**Supplied records**
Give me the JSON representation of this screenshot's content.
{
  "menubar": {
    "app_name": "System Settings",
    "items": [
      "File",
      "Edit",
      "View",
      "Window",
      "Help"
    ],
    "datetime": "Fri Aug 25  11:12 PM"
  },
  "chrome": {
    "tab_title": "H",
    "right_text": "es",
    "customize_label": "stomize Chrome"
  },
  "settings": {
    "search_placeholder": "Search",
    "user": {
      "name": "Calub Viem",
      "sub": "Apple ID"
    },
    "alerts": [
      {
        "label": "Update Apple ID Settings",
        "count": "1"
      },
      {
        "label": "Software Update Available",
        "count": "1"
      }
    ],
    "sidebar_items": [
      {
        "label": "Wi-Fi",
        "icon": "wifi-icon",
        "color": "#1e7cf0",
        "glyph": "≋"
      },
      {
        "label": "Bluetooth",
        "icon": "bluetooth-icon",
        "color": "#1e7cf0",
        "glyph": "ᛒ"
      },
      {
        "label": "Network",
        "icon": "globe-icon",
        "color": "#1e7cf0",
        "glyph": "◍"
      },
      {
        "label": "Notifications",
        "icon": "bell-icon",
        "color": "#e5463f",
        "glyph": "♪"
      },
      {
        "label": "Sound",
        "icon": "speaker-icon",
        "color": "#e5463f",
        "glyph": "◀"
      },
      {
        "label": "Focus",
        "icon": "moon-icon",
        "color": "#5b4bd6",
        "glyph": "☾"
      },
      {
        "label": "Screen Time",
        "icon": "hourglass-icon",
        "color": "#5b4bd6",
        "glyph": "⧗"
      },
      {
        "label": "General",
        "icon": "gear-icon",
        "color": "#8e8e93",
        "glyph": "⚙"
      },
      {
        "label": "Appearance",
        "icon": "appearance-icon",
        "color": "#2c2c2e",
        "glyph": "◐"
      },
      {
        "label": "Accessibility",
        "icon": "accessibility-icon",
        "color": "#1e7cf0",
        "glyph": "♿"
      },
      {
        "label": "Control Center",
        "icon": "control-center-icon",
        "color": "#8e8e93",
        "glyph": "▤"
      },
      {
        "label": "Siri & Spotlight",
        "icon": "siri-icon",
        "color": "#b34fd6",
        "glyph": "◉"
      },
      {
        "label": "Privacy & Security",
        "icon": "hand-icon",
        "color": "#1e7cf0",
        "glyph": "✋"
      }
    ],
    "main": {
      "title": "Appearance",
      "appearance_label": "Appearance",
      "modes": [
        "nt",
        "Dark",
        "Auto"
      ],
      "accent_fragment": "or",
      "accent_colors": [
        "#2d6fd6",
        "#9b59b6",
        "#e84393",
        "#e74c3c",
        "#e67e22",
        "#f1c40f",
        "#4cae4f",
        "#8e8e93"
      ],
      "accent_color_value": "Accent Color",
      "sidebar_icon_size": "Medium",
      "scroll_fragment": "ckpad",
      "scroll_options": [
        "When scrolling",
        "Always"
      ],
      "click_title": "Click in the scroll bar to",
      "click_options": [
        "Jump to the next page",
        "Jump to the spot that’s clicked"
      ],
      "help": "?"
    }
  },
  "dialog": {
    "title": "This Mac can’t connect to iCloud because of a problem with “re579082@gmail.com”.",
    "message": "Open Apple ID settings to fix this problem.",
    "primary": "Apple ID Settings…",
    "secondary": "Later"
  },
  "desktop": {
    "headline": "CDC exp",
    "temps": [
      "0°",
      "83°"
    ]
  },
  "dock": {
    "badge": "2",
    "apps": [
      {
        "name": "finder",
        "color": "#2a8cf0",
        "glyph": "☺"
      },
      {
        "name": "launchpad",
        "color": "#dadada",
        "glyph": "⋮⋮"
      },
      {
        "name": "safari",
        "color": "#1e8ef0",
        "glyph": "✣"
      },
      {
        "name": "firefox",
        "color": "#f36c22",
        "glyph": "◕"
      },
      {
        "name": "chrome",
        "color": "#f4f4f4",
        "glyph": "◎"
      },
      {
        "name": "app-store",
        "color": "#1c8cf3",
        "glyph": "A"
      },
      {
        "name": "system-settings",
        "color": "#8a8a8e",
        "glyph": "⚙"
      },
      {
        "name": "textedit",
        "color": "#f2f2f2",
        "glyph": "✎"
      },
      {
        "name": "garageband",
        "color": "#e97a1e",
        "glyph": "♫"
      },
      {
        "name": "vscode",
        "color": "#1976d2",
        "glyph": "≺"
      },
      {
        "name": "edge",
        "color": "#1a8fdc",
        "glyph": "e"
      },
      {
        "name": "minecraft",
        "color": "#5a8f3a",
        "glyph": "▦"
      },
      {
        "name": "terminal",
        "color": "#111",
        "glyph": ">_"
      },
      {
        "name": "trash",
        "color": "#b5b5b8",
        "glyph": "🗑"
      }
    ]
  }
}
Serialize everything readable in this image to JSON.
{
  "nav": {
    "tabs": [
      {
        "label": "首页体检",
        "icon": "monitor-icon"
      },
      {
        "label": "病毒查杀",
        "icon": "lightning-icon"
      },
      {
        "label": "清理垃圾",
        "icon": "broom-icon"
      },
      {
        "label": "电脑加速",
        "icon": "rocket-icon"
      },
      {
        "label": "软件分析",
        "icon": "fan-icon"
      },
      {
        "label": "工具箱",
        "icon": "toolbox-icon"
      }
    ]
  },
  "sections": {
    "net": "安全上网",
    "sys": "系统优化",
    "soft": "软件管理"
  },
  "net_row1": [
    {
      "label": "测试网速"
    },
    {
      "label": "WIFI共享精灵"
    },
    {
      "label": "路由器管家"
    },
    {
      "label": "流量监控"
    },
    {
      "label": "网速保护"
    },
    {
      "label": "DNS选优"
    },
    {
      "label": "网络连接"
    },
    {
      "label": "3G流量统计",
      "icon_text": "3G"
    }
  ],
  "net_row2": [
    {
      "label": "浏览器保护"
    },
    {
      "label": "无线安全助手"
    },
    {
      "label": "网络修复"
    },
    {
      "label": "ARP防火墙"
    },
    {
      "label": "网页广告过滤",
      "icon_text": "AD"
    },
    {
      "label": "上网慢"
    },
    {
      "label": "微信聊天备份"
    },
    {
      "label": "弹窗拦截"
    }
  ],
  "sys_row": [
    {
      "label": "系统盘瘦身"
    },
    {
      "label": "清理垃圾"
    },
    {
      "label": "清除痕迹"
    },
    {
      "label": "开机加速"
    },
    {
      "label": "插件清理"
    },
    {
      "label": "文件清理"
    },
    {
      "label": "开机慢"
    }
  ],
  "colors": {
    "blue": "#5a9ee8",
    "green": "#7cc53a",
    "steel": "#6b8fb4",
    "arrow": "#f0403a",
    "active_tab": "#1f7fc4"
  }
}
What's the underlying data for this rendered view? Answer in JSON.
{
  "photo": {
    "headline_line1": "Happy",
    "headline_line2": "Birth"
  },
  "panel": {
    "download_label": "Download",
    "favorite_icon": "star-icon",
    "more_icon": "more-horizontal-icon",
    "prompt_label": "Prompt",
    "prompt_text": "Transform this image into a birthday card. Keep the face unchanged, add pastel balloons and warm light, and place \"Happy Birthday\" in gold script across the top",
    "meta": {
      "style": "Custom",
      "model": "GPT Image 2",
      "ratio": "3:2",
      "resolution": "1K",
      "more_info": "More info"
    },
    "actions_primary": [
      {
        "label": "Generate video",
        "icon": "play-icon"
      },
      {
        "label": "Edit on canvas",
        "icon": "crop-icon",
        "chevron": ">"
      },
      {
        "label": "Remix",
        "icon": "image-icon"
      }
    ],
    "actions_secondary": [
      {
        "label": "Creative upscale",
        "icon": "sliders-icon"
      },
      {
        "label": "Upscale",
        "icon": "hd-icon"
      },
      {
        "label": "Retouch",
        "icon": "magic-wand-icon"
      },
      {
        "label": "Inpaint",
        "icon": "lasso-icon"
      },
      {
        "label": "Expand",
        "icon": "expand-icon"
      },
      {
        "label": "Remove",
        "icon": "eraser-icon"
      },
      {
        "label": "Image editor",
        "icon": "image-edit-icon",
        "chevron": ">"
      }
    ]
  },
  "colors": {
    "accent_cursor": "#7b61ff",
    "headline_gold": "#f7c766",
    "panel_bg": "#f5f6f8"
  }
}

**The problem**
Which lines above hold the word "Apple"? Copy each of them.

**Solution to the exercise**
      "sub": "Apple ID"
        "label": "Update Apple ID Settings",
    "message": "Open Apple ID settings to fix this problem.",
    "primary": "Apple ID Settings…",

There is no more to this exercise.